When running the latest SDK and emulator in a local development environment, apps will be able to access the latest Windows capabilities and APIs available in the preview build. Each preview SDK release installs side by side of the official Windows 10 tooling for Visual Studio 2015. This provides the opportunity to install each preview release of the SDK and emulator with previously-installed SDKs and emulators on the Windows 10 SDK; allowing the ability to manage which OS version (released or preview) a developer wants to develop and test an app against.
To try out the newest features and have the latest bug fixes delivered in a Windows Insider Preview release, each release is a snapshot of work in progress, so expect functionality or APIs to be impacted and that final functionality may vary. As new releases happen, the Window’s 10 team will report which build each version works with, a change log of new APIs, major bugs fixed, and issues you can expect to encounter.
The Windows compatibility team has been looking at user telemetry and reacting to feedback from Windows Insiders to ensure that existing apps work well with Windows 10. Windows 10 is designed to run Windows 8.1 and Windows Phone 8.1 software programs. The team reports that VB6 Runtime will continue to work as well.
Developers can expect apps to continue to work on Windows and remain available in the Windows Store. The Windows 10 team suggests testing to verify apps perform as intended on Windows 10.

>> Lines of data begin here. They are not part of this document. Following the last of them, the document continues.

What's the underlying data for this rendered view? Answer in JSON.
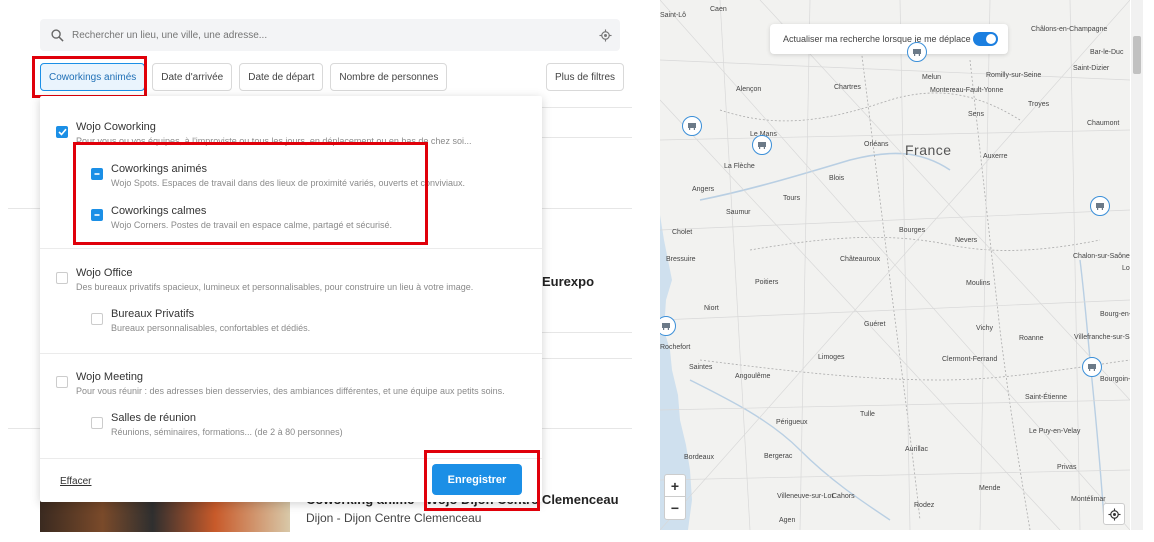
{
  "search": {
    "placeholder": "Rechercher un lieu, une ville, une adresse..."
  },
  "filters": {
    "coworkings": "Coworkings animés",
    "arrival": "Date d'arrivée",
    "departure": "Date de départ",
    "people": "Nombre de personnes",
    "more": "Plus de filtres"
  },
  "dropdown": {
    "coworking": {
      "label": "Wojo Coworking",
      "desc": "Pour vous ou vos équipes, à l'improviste ou tous les jours, en déplacement ou en bas de chez soi...",
      "state": "checked",
      "children": [
        {
          "label": "Coworkings animés",
          "desc": "Wojo Spots. Espaces de travail dans des lieux de proximité variés, ouverts et conviviaux.",
          "state": "mixed"
        },
        {
          "label": "Coworkings calmes",
          "desc": "Wojo Corners. Postes de travail en espace calme, partagé et sécurisé.",
          "state": "mixed"
        }
      ]
    },
    "office": {
      "label": "Wojo Office",
      "desc": "Des bureaux privatifs spacieux, lumineux et personnalisables, pour construire un lieu à votre image.",
      "state": "unchecked",
      "children": [
        {
          "label": "Bureaux Privatifs",
          "desc": "Bureaux personnalisables, confortables et dédiés.",
          "state": "unchecked"
        }
      ]
    },
    "meeting": {
      "label": "Wojo Meeting",
      "desc": "Pour vous réunir : des adresses bien desservies, des ambiances différentes, et une équipe aux petits soins.",
      "state": "unchecked",
      "children": [
        {
          "label": "Salles de réunion",
          "desc": "Réunions, séminaires, formations... (de 2 à 80 personnes)",
          "state": "unchecked"
        }
      ]
    },
    "clear": "Effacer",
    "save": "Enregistrer"
  },
  "listing": {
    "partial_title_1": "Eurexpo",
    "partial_title_2": "Coworking animé - Wojo Dijon Centre Clemenceau",
    "subtitle": "Dijon - Dijon Centre Clemenceau"
  },
  "map": {
    "toggle_label": "Actualiser ma recherche lorsque je me déplace",
    "toggle_on": true,
    "country": "France",
    "zoom_in": "+",
    "zoom_out": "−",
    "labels": [
      "Saint-Lô",
      "Caen",
      "Châlons-en-Champagne",
      "Saint-Dizier",
      "Bar-le-Duc",
      "Alençon",
      "Chartres",
      "Melun",
      "Romilly-sur-Seine",
      "Montereau-Fault-Yonne",
      "Troyes",
      "Sens",
      "Le Mans",
      "Chaumont",
      "Orléans",
      "Auxerre",
      "La Flèche",
      "Blois",
      "Angers",
      "Saumur",
      "Tours",
      "Cholet",
      "Bourges",
      "Nevers",
      "Bressuire",
      "Châteauroux",
      "Chalon-sur-Saône",
      "Lons-le-Saunier",
      "Poitiers",
      "Moulins",
      "Niort",
      "Guéret",
      "Vichy",
      "Bourg-en-Bresse",
      "Rochefort",
      "Limoges",
      "Clermont-Ferrand",
      "Roanne",
      "Villefranche-sur-Saône",
      "Saintes",
      "Angoulême",
      "Bourgoin-Jallieu",
      "Tulle",
      "Saint-Étienne",
      "Périgueux",
      "Le Puy-en-Velay",
      "Bergerac",
      "Aurillac",
      "Bordeaux",
      "Privas",
      "Cahors",
      "Mende",
      "Villeneuve-sur-Lot",
      "Rodez",
      "Agen",
      "Montélimar"
    ]
  },
  "colors": {
    "accent": "#1b8fe6",
    "highlight": "#e0000a"
  }
}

To learn more, the Windows Dev Center contains guidance such as design basics, design guidelines, and platform basics offering examples of starting points.
Read more: http://blogs.windows.com/